Project work in progress – Part 3: Getting technical

In our ‘Project work in progress — Part 1‘ and ‘Part 2‘ blogs we looked at our process and the team; now it’s time to get technical and talk about the solution, environments and releases.

Early in the project, our client selected Umbraco as their chosen content management tool after comparing the associated features and costs with those of Sitecore. Although we have a lot of experience developing with Umbraco and many positive things to say about it, there had been some issues with releases since version 6 so we had some concerns over performance under load and whether the platform would scale up to an enterprise solution. This meant the technical architecture needed careful consideration.

Identifying issues

The first step was to test the Umbraco release under load and identify areas of weakness. To do this, we loaded a blank version of Umbraco v6 on to our development server and load tested it through Loadster, ramping up to 400 concurrent users. The results showed a really high initial spike in RAM which then settled down over time. As we increased the amount of content, the response times grew significantly.

Based on these results, we came to these conclusions:

1. The application needed to be in an environment where it could ‘warm up’ before applying load.
2. We should defer load away from Umbraco wherever possible.
3. We needed a LOT of caching!

Separating the editor environment

We made a decision to separate the Umbraco editor environment from the web-facing sites for resilience purposes; removing the editor from live sites leads to less regular publishing, which means a less volatile cache. Separate environments also allow us to fine tune each for performance, and we can scale the web environment up as needed.

This means that we now needed to move changes from the editor environment to the web. Rather than trying to use Courier in a solution of this scale, we wrote our own sync tool that compares databases using Redgate SQL compare. We have added custom dashboard components to Umbraco to allow users to configure and monitor the sync tool (you can view the status and detailed logs from each synchronisation).

The tool works in two modes — sync mode (moving published content from editor to web) and release mode (moving Umbraco changes from development to UAT to live). For this project we have decided not to promote content between environments but as we have seeded identifiers differently we could support this in future by making minor changes.

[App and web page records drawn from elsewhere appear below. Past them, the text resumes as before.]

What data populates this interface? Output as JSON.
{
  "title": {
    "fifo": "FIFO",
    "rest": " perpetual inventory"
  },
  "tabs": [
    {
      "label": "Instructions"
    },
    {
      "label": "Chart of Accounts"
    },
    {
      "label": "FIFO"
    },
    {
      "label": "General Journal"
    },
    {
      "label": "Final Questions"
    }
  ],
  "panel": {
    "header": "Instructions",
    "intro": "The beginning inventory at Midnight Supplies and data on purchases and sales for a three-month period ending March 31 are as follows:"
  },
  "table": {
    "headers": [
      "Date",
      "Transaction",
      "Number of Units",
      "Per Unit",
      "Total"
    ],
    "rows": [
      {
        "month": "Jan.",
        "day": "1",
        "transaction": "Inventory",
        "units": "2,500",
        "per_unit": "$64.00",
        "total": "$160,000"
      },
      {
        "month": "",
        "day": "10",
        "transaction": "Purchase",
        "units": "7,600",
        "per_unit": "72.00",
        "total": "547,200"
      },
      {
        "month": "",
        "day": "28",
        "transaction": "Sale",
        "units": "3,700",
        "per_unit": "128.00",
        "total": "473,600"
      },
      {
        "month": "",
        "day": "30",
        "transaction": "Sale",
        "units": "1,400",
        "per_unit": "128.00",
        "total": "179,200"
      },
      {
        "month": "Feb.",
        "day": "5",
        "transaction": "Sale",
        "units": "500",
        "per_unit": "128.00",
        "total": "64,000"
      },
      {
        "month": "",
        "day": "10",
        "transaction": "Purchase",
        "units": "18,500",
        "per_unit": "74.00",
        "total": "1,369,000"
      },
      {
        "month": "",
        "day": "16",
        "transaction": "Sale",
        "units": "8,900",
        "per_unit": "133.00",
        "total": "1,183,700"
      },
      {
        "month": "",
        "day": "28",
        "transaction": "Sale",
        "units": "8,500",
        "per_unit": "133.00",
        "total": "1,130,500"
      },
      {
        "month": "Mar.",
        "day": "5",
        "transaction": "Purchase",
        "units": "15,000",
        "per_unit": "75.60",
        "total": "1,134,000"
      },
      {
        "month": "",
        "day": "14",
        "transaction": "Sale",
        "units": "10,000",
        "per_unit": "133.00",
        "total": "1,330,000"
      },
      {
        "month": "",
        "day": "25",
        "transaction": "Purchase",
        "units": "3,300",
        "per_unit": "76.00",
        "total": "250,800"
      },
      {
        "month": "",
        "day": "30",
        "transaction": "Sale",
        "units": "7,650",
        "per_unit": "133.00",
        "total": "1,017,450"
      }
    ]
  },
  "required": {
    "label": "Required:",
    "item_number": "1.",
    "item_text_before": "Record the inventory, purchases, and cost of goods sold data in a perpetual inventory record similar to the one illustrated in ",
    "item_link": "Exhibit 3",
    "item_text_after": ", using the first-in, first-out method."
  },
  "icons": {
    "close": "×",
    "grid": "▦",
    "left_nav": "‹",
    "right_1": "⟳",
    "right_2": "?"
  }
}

By using the sync tool with Octopus, we are able to perform releases in around one minute with no manual steps required. (If you would like to know more about the sync tool, get in touch via our Twitter or Facebook page).

Reducing load on Umbraco

To reduce the load server-side, we wanted to read content from a data source external to Umbraco. We implemented Elastic Search, pushing content into the index as it is published through a custom indexer. We use a search service to return data wherever possible, rather than relying on the Umbraco API. The performance of pages built through the search is impressive and it drastically reduces the load on Umbraco. This model also resolves content dependency issues in a distributed environment.

Caching, caching and more caching

Here are a few caching layers that we have added…

At an application level we cache by component using MVC child actions with output caching.
We store Umbraco media items in a database and have built a custom provider for image resizer to serve and cache media.
Using Cassette with a CDN domain and an additional caching layer reduces the number of front end requests. (More details on our front end solution coming in a future post).
On top of this, we have added an additional proxy layer using Varnish servers to provide page level caching for key pages where there is no customisation. (Again, more info on infrastructure coming soon for those that are interested.)

The result?

We are now over halfway through the site build and the client has started to add content to the production environment. We have been continually performing load testing and monitoring performance throughout the build phase but, so far, results look promising.

[0]:/blog/2013/04/project-work-in-progress-–-part-1-from-pitch-to-sprint-0/ “Project work in progress – Part 1: From pitch to sprint 0”
[1]:/blog/2013/06/project-work-in-progress-part-2-solution-design-review/ “Project work in progress – Part 2: Solution design & review”